→ ASSIGNMENT:
Retype the listing in full. Change nothing.
[RECORDS FOR THIS TASK]
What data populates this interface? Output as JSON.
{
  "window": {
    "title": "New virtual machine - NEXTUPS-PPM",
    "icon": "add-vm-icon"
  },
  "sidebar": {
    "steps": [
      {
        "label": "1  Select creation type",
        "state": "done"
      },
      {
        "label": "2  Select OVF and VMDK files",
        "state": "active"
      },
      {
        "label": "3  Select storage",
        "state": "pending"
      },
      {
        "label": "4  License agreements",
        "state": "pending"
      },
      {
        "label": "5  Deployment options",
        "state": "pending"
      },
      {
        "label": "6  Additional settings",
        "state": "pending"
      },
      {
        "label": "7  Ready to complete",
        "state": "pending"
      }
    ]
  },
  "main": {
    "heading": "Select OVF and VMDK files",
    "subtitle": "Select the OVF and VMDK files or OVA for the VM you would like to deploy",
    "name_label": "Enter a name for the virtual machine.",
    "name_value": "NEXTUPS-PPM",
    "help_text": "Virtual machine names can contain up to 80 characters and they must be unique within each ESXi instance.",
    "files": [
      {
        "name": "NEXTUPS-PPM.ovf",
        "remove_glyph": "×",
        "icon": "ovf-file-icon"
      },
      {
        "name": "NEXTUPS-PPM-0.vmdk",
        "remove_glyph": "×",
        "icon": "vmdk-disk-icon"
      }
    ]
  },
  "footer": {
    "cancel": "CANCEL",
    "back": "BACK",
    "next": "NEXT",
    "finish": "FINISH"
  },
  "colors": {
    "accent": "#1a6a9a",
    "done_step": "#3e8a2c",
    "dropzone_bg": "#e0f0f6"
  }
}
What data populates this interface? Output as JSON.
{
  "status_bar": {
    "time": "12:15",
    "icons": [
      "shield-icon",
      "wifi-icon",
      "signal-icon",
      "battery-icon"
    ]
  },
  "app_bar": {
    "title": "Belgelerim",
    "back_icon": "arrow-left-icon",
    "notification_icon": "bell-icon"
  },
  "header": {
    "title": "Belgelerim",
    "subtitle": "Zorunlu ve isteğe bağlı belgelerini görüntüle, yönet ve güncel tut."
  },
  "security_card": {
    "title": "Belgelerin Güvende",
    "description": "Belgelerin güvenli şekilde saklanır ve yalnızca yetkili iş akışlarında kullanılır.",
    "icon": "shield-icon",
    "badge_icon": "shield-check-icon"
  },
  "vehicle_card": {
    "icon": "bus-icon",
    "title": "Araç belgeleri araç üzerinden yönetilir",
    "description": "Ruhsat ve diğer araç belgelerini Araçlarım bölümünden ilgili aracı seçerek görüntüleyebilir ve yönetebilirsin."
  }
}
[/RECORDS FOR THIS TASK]
→ EXERCISE RESPONSE:
What data populates this interface? Output as JSON.
{
  "window": {
    "title": "New virtual machine - NEXTUPS-PPM",
    "icon": "add-vm-icon"
  },
  "sidebar": {
    "steps": [
      {
        "label": "1  Select creation type",
        "state": "done"
      },
      {
        "label": "2  Select OVF and VMDK files",
        "state": "active"
      },
      {
        "label": "3  Select storage",
        "state": "pending"
      },
      {
        "label": "4  License agreements",
        "state": "pending"
      },
      {
        "label": "5  Deployment options",
        "state": "pending"
      },
      {
        "label": "6  Additional settings",
        "state": "pending"
      },
      {
        "label": "7  Ready to complete",
        "state": "pending"
      }
    ]
  },
  "main": {
    "heading": "Select OVF and VMDK files",
    "subtitle": "Select the OVF and VMDK files or OVA for the VM you would like to deploy",
    "name_label": "Enter a name for the virtual machine.",
    "name_value": "NEXTUPS-PPM",
    "help_text": "Virtual machine names can contain up to 80 characters and they must be unique within each ESXi instance.",
    "files": [
      {
        "name": "NEXTUPS-PPM.ovf",
        "remove_glyph": "×",
        "icon": "ovf-file-icon"
      },
      {
        "name": "NEXTUPS-PPM-0.vmdk",
        "remove_glyph": "×",
        "icon": "vmdk-disk-icon"
      }
    ]
  },
  "footer": {
    "cancel": "CANCEL",
    "back": "BACK",
    "next": "NEXT",
    "finish": "FINISH"
  },
  "colors": {
    "accent": "#1a6a9a",
    "done_step": "#3e8a2c",
    "dropzone_bg": "#e0f0f6"
  }
}
What data populates this interface? Output as JSON.
{
  "status_bar": {
    "time": "12:15",
    "icons": [
      "shield-icon",
      "wifi-icon",
      "signal-icon",
      "battery-icon"
    ]
  },
  "app_bar": {
    "title": "Belgelerim",
    "back_icon": "arrow-left-icon",
    "notification_icon": "bell-icon"
  },
  "header": {
    "title": "Belgelerim",
    "subtitle": "Zorunlu ve isteğe bağlı belgelerini görüntüle, yönet ve güncel tut."
  },
  "security_card": {
    "title": "Belgelerin Güvende",
    "description": "Belgelerin güvenli şekilde saklanır ve yalnızca yetkili iş akışlarında kullanılır.",
    "icon": "shield-icon",
    "badge_icon": "shield-check-icon"
  },
  "vehicle_card": {
    "icon": "bus-icon",
    "title": "Araç belgeleri araç üzerinden yönetilir",
    "description": "Ruhsat ve diğer araç belgelerini Araçlarım bölümünden ilgili aracı seçerek görüntüleyebilir ve yönetebilirsin."
  }
}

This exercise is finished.